New Yorkers who have spent any time on the road have either witnessed or experienced aggressive driving. The New York State Police define aggressive driving as “operat[ing] a motor vehicle in a selfish, bold or pushy manner, without regard for the rights or safety of the other users of the streets and highways.”
What does aggressive driving look like? Tailgating, driving too fast, ignoring traffic controls, changing lanes frequently and often in an unsafe manner and so on.
What causes aggressive driving? A combination of factors. But, at its most basic: people are busy, roads are crowded and that causes frustration. For some, that frustration boils over into road rage.

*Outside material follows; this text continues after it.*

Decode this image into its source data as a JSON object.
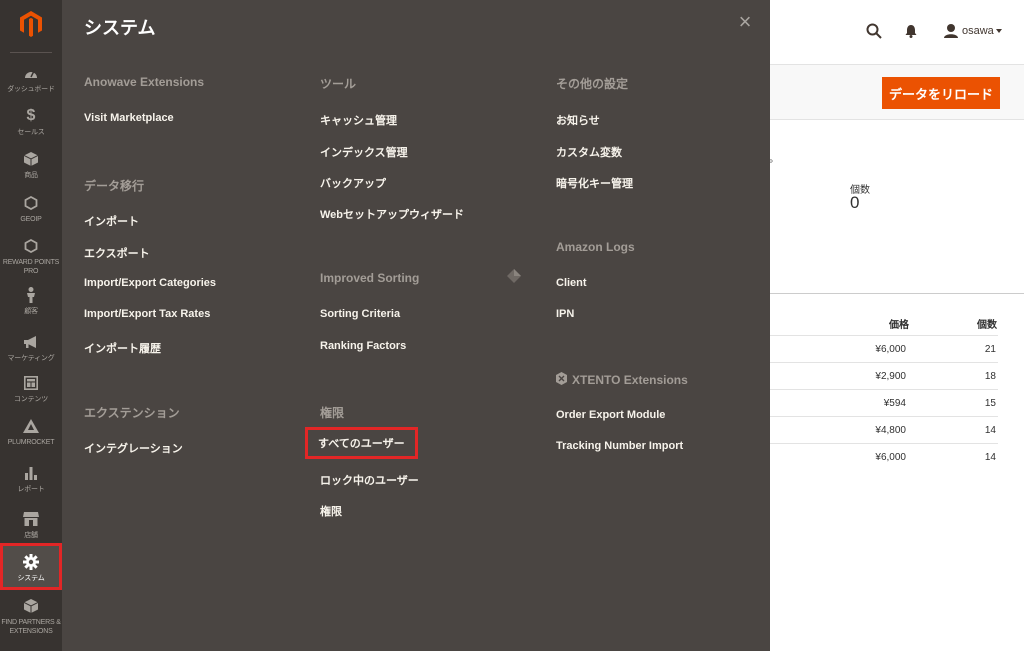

How big of a problem is road rage? A growing one. Media routinely report on instances of road range. Meanwhile, a survey by the American Automobile Association found that around half of drivers felt aggressive drivers were a major safety threat on the road.
Is aggressive driving the same as road rage? No. Aggressive driving is merely aggressive. Road rage, by contrast, is either physically assaulting another driver or their vehicle or using a vehicle to do so. Road rage is a violent crime with steeper penalties that garden-variety aggressive driving.

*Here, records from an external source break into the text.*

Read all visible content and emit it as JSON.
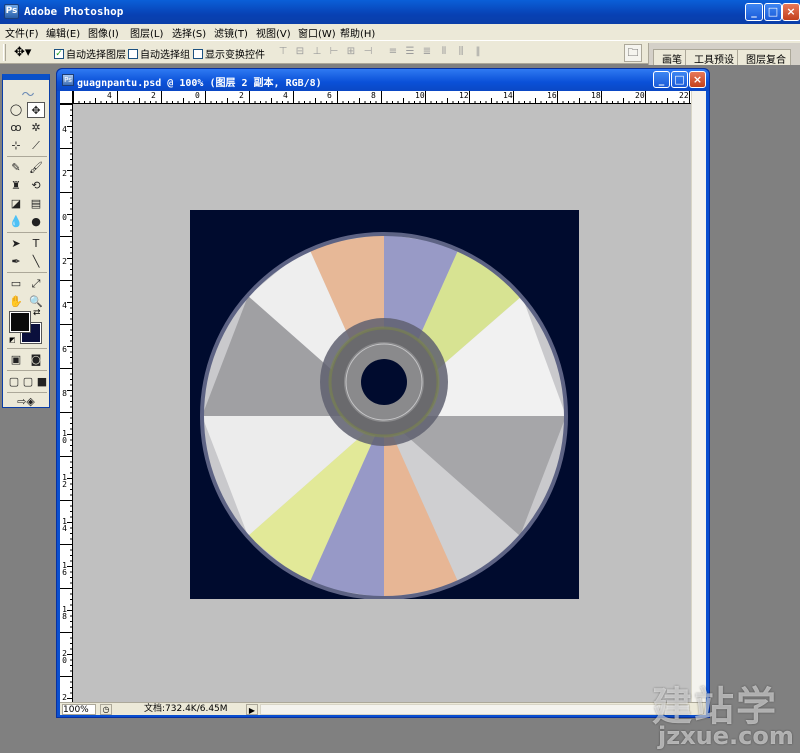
{
  "app": {
    "title": "Adobe Photoshop",
    "logo": "Ps"
  },
  "window_controls": {
    "minimize": "_",
    "maximize": "□",
    "close": "×"
  },
  "menu": [
    {
      "label": "文件(F)"
    },
    {
      "label": "编辑(E)"
    },
    {
      "label": "图像(I)"
    },
    {
      "label": "图层(L)"
    },
    {
      "label": "选择(S)"
    },
    {
      "label": "滤镜(T)"
    },
    {
      "label": "视图(V)"
    },
    {
      "label": "窗口(W)"
    },
    {
      "label": "帮助(H)"
    }
  ],
  "options_bar": {
    "tool_icon": "move-tool-icon",
    "auto_select_layer": {
      "label": "自动选择图层",
      "checked": true
    },
    "auto_select_group": {
      "label": "自动选择组",
      "checked": false
    },
    "show_transform_controls": {
      "label": "显示变换控件",
      "checked": false
    },
    "palette_tabs": [
      "画笔",
      "工具预设",
      "图层复合"
    ]
  },
  "document": {
    "title": "guagnpantu.psd @ 100% (图层 2 副本, RGB/8)",
    "zoom": "100%",
    "doc_size": "文档:732.4K/6.45M",
    "hruler_labels": [
      "4",
      "2",
      "0",
      "2",
      "4",
      "6",
      "8",
      "10",
      "12",
      "14",
      "16",
      "18",
      "20",
      "22"
    ],
    "vruler_labels": [
      "4",
      "2",
      "0",
      "2",
      "4",
      "6",
      "8",
      "10",
      "12",
      "14",
      "16",
      "18",
      "20",
      "2"
    ]
  },
  "colors": {
    "foreground": "#0a0a0a",
    "background": "#0a0f3c",
    "artboard": "#000b2e"
  },
  "watermark": {
    "big": "建站学",
    "small": "jzxue.com"
  }
}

How should New Yorkers respond to aggressive drivers? Stay calm, keep your distance, drive safely and report it to the police.

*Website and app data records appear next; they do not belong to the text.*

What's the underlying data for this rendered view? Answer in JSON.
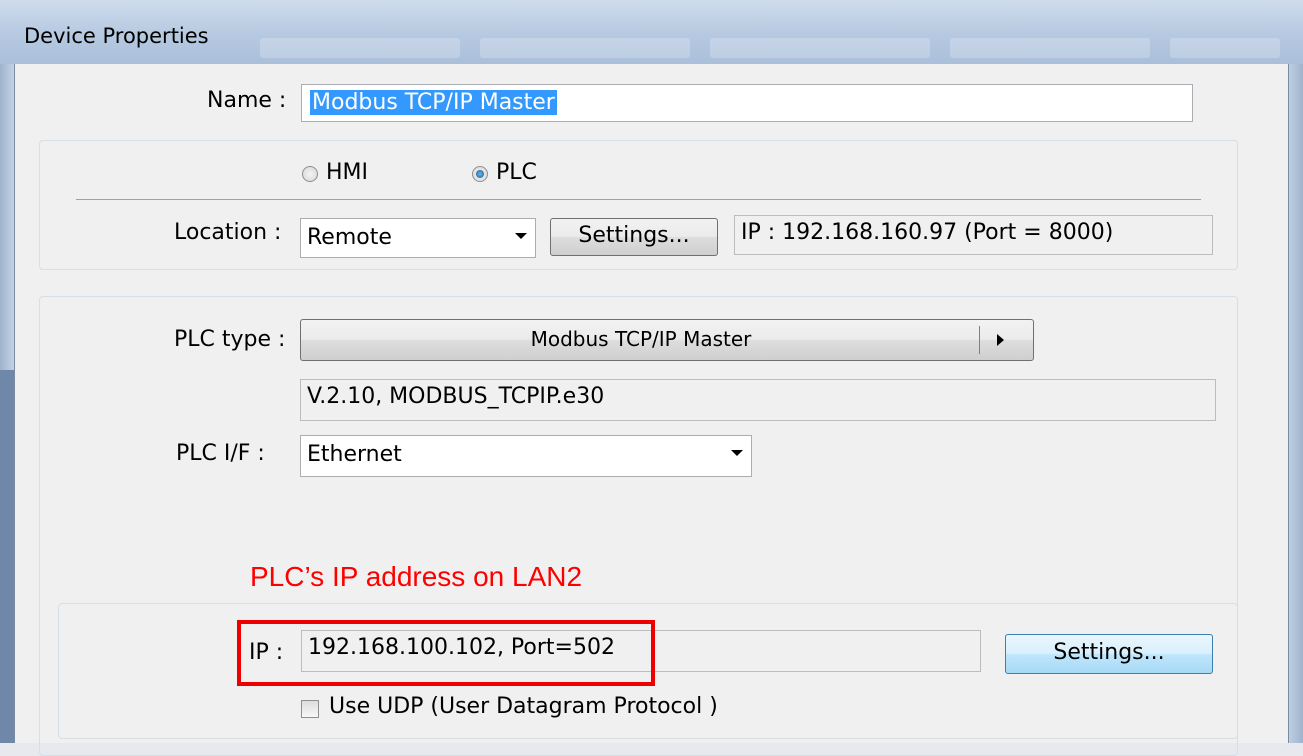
{
  "window": {
    "title": "Device Properties"
  },
  "name_field": {
    "label": "Name :",
    "value": "Modbus TCP/IP Master"
  },
  "device_kind": {
    "options": [
      {
        "label": "HMI",
        "selected": false
      },
      {
        "label": "PLC",
        "selected": true
      }
    ]
  },
  "location": {
    "label": "Location :",
    "value": "Remote",
    "settings_label": "Settings...",
    "ip_display": "IP : 192.168.160.97 (Port = 8000)"
  },
  "plc": {
    "type_label": "PLC type :",
    "type_value": "Modbus TCP/IP Master",
    "version": "V.2.10, MODBUS_TCPIP.e30",
    "if_label": "PLC I/F :",
    "if_value": "Ethernet"
  },
  "annotation": {
    "text": "PLC’s IP address on LAN2",
    "color": "#ff0000"
  },
  "ip_settings": {
    "label": "IP :",
    "value": "192.168.100.102,  Port=502",
    "settings_label": "Settings...",
    "udp_label": "Use UDP (User Datagram Protocol )",
    "udp_checked": false
  },
  "icons": [
    "dropdown-arrow-icon",
    "submenu-arrow-icon"
  ]
}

With aggressive driving on the rise, an increasing number of New Yorkers will likely find themselves in a car accident with these drivers. Maybe they could not stop in time because they were tailgating or they tried to change lanes but misjudged the space available or failed to see a car in their blind spot. Whatever the reason, in these situations, New Yorkers may benefit from discussing their situation with an experienced car-accident attorney.
Source: SafeNY.NY.gov, “What is aggressive driving?,” accessed on Aug. 9, 2015